Generally, the gray-green and plump Di Fu Zi is preferred.

According to the Chinese Pharmacopoeia, the medicinal property of Di Fu Zi is relatively cold, with a pungent and bitter taste.

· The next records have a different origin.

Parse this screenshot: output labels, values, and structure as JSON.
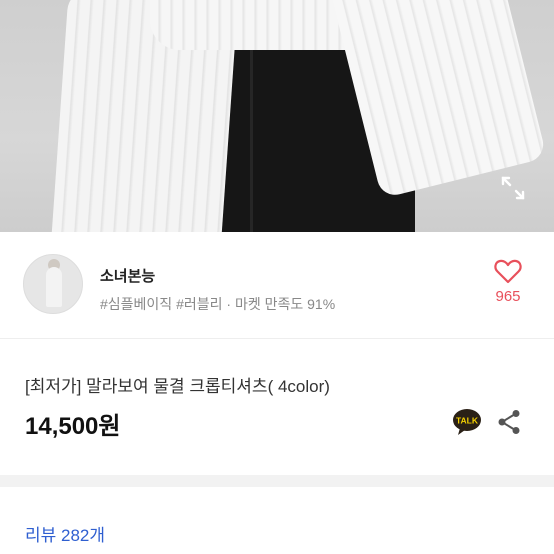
{
  "shop": {
    "name": "소녀본능",
    "tags": "#심플베이직 #러블리 · 마켓 만족도 91%",
    "likes": "965"
  },
  "product": {
    "title": "[최저가] 말라보여 물결 크롭티셔츠( 4color)",
    "price": "14,500원"
  },
  "talk_badge": "TALK",
  "reviews_label": "리뷰 282개",
  "icons": {
    "expand": "expand-icon",
    "heart": "heart-icon",
    "talk": "kakaotalk-icon",
    "share": "share-icon"
  },
  "colors": {
    "accent": "#e8505b",
    "link": "#2f5fd0",
    "talk_bg": "#2a2016",
    "talk_badge": "#f4d000"
  }
}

It has a certain therapeutic effect on the pathological changes of the kidney and bladder meridians.

In traditional Chinese medicine, it is often used to clear heat and promote diuresis, dispel wind and arrest itching, and treat dysuria, frequent micturition, urinary incontinence, abnormal leukorrhea, gonorrhoea, urine retention, impotence, red eyes, hemntodiarrhoea, rubella, eczema, perianal eczema, urticaria, pruritus vulvae, ichthyosis, urinary tract infection, acute mastitis, prostatitis, hepatitis B, polyneuritis, oral ulcer in children, and plane warts.

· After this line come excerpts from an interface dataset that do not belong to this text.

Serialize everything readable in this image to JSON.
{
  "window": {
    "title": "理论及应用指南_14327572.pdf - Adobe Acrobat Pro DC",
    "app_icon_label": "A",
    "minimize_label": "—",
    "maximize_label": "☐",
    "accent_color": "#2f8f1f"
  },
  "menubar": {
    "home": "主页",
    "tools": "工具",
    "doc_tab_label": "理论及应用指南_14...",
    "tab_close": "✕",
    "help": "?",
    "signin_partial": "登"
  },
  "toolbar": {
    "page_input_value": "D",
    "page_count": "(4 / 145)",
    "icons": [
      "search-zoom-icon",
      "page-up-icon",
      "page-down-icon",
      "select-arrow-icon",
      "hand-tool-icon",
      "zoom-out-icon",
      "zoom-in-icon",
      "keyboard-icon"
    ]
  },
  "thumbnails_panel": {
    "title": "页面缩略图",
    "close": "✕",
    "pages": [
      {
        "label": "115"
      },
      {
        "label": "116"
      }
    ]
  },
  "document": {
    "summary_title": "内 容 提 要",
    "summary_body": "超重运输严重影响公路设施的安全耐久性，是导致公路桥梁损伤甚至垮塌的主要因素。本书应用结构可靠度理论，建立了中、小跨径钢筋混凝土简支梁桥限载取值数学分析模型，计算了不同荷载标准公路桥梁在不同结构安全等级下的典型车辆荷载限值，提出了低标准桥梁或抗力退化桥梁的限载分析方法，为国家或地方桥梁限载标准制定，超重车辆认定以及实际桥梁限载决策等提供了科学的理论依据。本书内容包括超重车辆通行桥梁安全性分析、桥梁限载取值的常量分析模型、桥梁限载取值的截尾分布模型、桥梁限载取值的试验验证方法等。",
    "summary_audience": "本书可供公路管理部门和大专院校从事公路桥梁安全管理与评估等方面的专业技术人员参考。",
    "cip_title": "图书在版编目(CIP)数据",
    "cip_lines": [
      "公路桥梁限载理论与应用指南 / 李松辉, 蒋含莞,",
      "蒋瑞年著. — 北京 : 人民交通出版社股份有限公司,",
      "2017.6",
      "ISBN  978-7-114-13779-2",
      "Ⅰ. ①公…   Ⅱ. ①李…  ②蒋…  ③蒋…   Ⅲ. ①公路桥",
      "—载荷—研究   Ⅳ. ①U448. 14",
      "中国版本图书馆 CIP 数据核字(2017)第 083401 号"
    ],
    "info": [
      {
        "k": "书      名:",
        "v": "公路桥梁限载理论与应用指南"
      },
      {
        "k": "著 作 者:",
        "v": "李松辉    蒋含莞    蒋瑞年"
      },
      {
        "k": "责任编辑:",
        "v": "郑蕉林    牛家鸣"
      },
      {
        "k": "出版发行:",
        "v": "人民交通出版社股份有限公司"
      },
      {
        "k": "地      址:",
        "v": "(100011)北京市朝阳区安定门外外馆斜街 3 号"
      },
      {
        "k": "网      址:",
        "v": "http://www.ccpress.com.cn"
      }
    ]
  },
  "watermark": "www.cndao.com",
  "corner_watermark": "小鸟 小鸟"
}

There are about 100 kinds of traditional Chinese medicine prescriptions containing it, such as Bai Ai Xi Ye, Fu Yang Jiang Nang, and Ming Mu Yang Gan Wan.

Benefits

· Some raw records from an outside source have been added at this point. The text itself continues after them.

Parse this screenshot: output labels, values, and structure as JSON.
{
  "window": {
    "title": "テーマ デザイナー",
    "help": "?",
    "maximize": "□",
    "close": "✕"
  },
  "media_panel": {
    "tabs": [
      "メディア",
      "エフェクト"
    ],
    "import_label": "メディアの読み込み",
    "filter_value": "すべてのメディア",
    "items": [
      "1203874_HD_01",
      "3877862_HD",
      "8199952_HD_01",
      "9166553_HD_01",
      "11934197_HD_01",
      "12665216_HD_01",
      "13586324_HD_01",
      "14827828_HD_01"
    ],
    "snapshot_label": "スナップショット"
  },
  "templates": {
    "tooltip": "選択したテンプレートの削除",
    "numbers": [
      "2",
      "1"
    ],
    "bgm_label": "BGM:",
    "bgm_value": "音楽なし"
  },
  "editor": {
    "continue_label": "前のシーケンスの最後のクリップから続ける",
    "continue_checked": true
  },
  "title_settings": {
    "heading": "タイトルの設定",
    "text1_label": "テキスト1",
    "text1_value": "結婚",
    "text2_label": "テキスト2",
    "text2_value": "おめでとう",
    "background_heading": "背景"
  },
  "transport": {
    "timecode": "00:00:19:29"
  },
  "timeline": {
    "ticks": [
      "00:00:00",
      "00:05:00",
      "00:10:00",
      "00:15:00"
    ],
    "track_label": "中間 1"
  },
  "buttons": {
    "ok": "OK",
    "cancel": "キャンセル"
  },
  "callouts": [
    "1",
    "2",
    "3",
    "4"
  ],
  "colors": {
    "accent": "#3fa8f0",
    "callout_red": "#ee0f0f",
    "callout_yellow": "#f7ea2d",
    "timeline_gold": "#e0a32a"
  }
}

Anti-inflammation, inhibiting dinitrochlorobenzene-induced allergic contact dermatitis in rats [1], and carrageenan-induced paw swelling in mice [2].
Increasing the pain threshold, reducing the number of writhing responses in mice induced by acetic acid.
Reducing CCL4-induced liver injury in mice and protecting the liver [3].
Momordin Ic can reduce ethanol- or indomethacin-induced gastric mucosal lesions in rats. [4].
Clearing heat and promoting diuresis, treating dysuria and stranguria caused by damp-heat in the urinary bladder.
Dispelling wind and arresting itching, treating rubella, eczema, and pruritus vulvae.
Treating leukorrhea caused by damp-heat.
Inhibiting the angiogenesis of human umbilical vein endothelial cells and the proliferation of human prostate cancer cells [5], and inducing the apoptosis of HepG2 cells in liver cancer [6].
Its aqueous extract has a strong inhibitory effect on dermatophytes such as Trichophyton mentagrophytes, Trichophyton rubrum, Microsporum canis, Trichophyton violaceum, and Trichophyton schoenleinii, Fusarium graminearum, Fusarium oxysporum, Monilia cinerea, Physalos porapiricola, Alternaria alternata, and Valsa mali [7].
Studies have found that its n-butanol extract can significantly inhibit gastric emptying in mice and reduce blood sugar levels in mice induced by alloxan [8].

Combinations

It can be used in combination with Mu Tong (Caulis Akebiae), Qu Mai (Dianthi Herba), and Dong Kui Guo (Fructus Malvae) to treat dysuria and stranguria caused by damp-heat in the urinary bladder.
It can be used in combination with Bai Xian Pi (Cortex Dictamni), Chan Tui (Periostracum Cicadae), and Huang Bai (Cortex Phellodendri) to relieve itchy skin and treat rubella and eczema.
It can be used in combination with Cang Er Zi (Fructus Xanthii), Chuan Xiong (Rhizoma Chuanxiong), Hong Hua (Flos Carthami), and Baiying to treat eczema and urticaria.
It can be used in combination with Ku Shen (Radix Sophorae Flavescentis), Long Dan Cao (Radix Gentianae), and Bai Fan (Alumen) to treat dampness-heat in lower jiao and pruritus vulvae.
It can be used in combination with Huang Bai (Cortex Phellodendri) and Cang Zhu (Rhizoma Atractylodis) to treat leukorrhea caused by damp-heat.

Side Effects

At present, there is no literature report that Di Fu Zi has toxic effects

Overdose of it may cause vomiting, stomach pain, feeling chilly, fatigue, and loose stools.

Precautions and Warnings

The dosage of Di Fu Zi should be controlled at 9-15g.
It can be made into decoctions, pills, lotions, or liniments.
People who are allergic to Di Fu Zi should not take it.
Patients without damp-heat syndrome should not take it.
Patients with deficiency-cold in the spleen and stomach should not take it.
Pregnant and lactating women should follow medical advice before taking it.